“I just want you to promise me you will read it only if you find that you are lost and want to get back home but can’t. It won’t mean much of anything to you otherwise.

“I know you’re worried about that. I don’t want your worrying to keep you from doing something you need to do.

“It’s not like any of the other stories I tell you and the others because it is to help you find your way home, but only if you want to come home and can’t.”

Amelia looked at the bag with its sturdy red yard and then back at me.

“Yes. I promise. I’m not sure I will be able to read any of the words.”

“It’s okay if you don’t know the words. I wrote it when I didn’t know very many words at all myself. So the pictures will tell the story for you…if you find you need them.”

“Does your story have a name?”

“Not really. But if you think it needs one after you read it, if you need to read it, you can give it one. Then you can tell me what it is.”

“Sometimes, like right now, I don’t understand you.”

“It’s fine when you do. It is fine when you don’t. I love you whether you understand me or not.”

“It’s like you know I will come back to tell you the names of the story…if I leave, I mean.”

“Maybe you aren’t the only one who wants to know if you can travel far away and not be afraid. Maybe I do too.”

Amelia looked surprised, but didn’t say anything.

“Maybe you aren’t the only one who wants to make sure you can get back home if your heart desires but can’t without help.“

“You must love me very much.”

“I do, Amelia. Indeed I do.”

“Would you teach me to read and write words. I might like to write a book about my travels one day. And it would help me read your book better if I ever needed it.”

“Yes, I will. We can get started right away. I have a feeling there is a great deal already in you that is worth writing down.”

I hung her homemade travel bag with its loop of red yarn where she could get to it. All she would need to do would be to fly up and out of the top of the doorway. The loose loop would fit over her head as she flew out and away. It would carry the only gifts I could give her for her journey. There were sunflower kernels for her body and a book for her heart.

And so Amelia began to learn to read and write. I didn’t need to teach her how to draw. She had watched me enough and had a natural talent for making marks, as all chickens do.

She learned a dozen words, the words I thought might be most important for her to know. Then there was no more time.

My Life With Gracie (and especially Amelia) taught me sometimes there is more to a gift than what is seen.

It looks like this may be my next writing project tentatively titled “Conversations With Amelia.” In my mind, it is shaping up to be more like a novel than a collection of stories like “Seasons Of Friendship.” This would mean, I think, fewer illustrations and no “chicken wisdom” at the end of each chapter.

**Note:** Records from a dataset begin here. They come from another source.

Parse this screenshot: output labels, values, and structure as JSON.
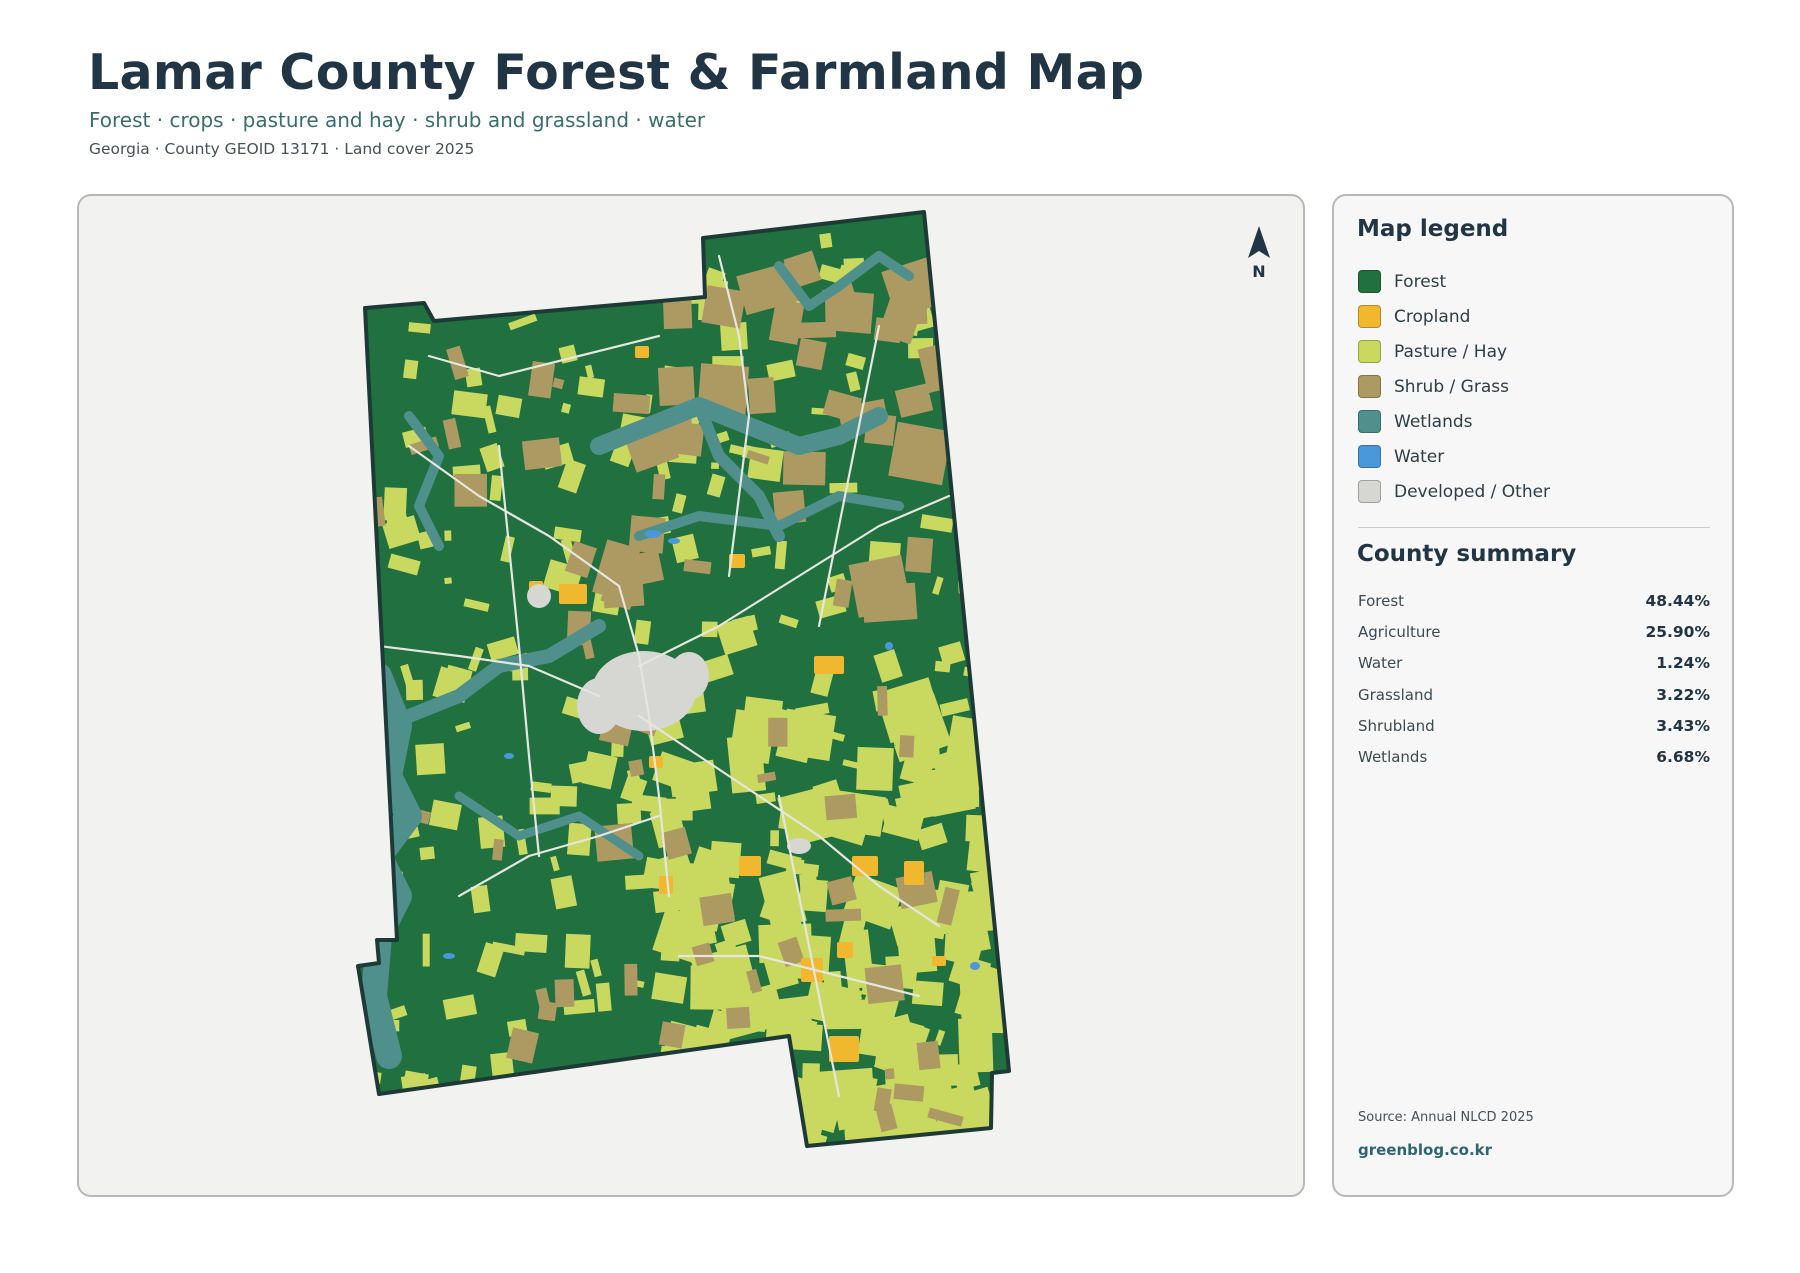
{
  "header": {
    "title": "Lamar County Forest & Farmland Map",
    "subtitle": "Forest · crops · pasture and hay · shrub and grassland · water",
    "meta": "Georgia · County GEOID 13171 · Land cover 2025"
  },
  "map": {
    "north_label": "N",
    "colors": {
      "forest": "#21703f",
      "cropland": "#f0b72f",
      "pasture": "#c9d960",
      "shrub": "#ad9a63",
      "wetlands": "#4f8f8c",
      "water": "#4a97d9",
      "developed": "#d6d6d2",
      "outline": "#1e3a36"
    }
  },
  "legend": {
    "title": "Map legend",
    "items": [
      {
        "label": "Forest",
        "color": "#21703f"
      },
      {
        "label": "Cropland",
        "color": "#f0b72f"
      },
      {
        "label": "Pasture / Hay",
        "color": "#c9d960"
      },
      {
        "label": "Shrub / Grass",
        "color": "#ad9a63"
      },
      {
        "label": "Wetlands",
        "color": "#4f8f8c"
      },
      {
        "label": "Water",
        "color": "#4a97d9"
      },
      {
        "label": "Developed / Other",
        "color": "#d6d6d2"
      }
    ]
  },
  "summary": {
    "title": "County summary",
    "rows": [
      {
        "label": "Forest",
        "value": "48.44%"
      },
      {
        "label": "Agriculture",
        "value": "25.90%"
      },
      {
        "label": "Water",
        "value": "1.24%"
      },
      {
        "label": "Grassland",
        "value": "3.22%"
      },
      {
        "label": "Shrubland",
        "value": "3.43%"
      },
      {
        "label": "Wetlands",
        "value": "6.68%"
      }
    ]
  },
  "footer": {
    "source": "Source: Annual NLCD 2025",
    "site": "greenblog.co.kr"
  }
}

If you’re thinking the small folded-up book in Amelia’s travel bag will be important, you just may be right! And if you are guessing the small folded-up book is based on something I actually made in first grade and still have, you just may be right again!

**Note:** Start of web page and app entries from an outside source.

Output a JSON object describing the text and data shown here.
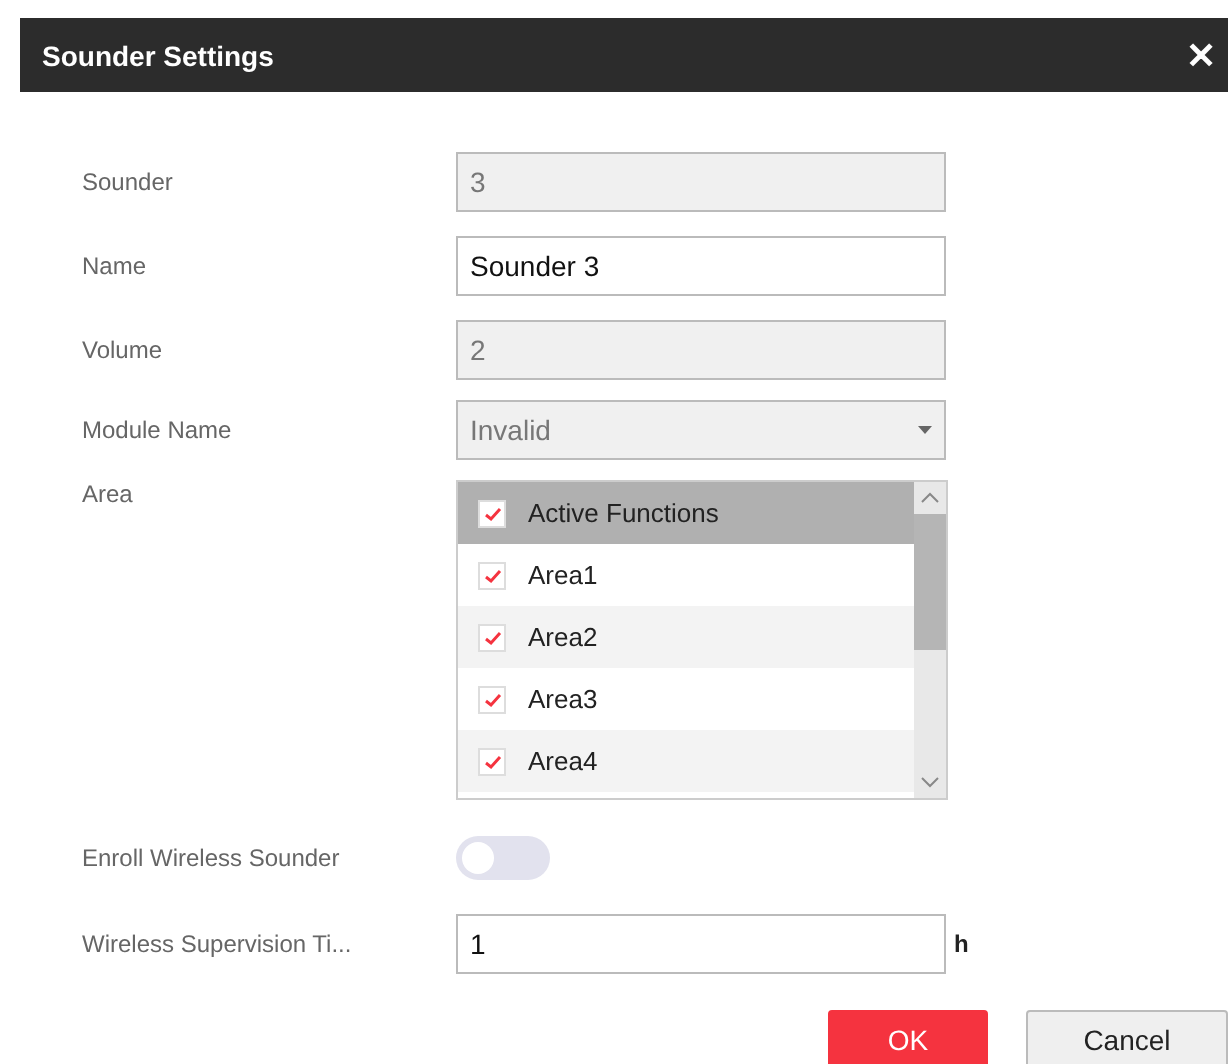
{
  "dialog": {
    "title": "Sounder Settings",
    "close": "✕"
  },
  "fields": [
    {
      "label": "Sounder",
      "kind": "text",
      "value": "3",
      "disabled": true
    },
    {
      "label": "Name",
      "kind": "text",
      "value": "Sounder 3",
      "disabled": false
    },
    {
      "label": "Volume",
      "kind": "text",
      "value": "2",
      "disabled": true
    },
    {
      "label": "Module Name",
      "kind": "select",
      "value": "Invalid",
      "disabled": true
    }
  ],
  "area": {
    "label": "Area",
    "items": [
      {
        "label": "Active Functions",
        "checked": true,
        "selected": true
      },
      {
        "label": "Area1",
        "checked": true,
        "selected": false
      },
      {
        "label": "Area2",
        "checked": true,
        "selected": false
      },
      {
        "label": "Area3",
        "checked": true,
        "selected": false
      },
      {
        "label": "Area4",
        "checked": true,
        "selected": false
      }
    ]
  },
  "enroll": {
    "label": "Enroll Wireless Sounder",
    "on": false
  },
  "supervision": {
    "label": "Wireless Supervision Ti...",
    "value": "1",
    "unit": "h"
  },
  "buttons": [
    {
      "label": "OK",
      "kind": "primary"
    },
    {
      "label": "Cancel",
      "kind": "secondary"
    }
  ]
}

Each post shares a glimpse into my journey as a writer and illustrator. Every “Like,” “Follow,” and “Comment” is truly appreciated!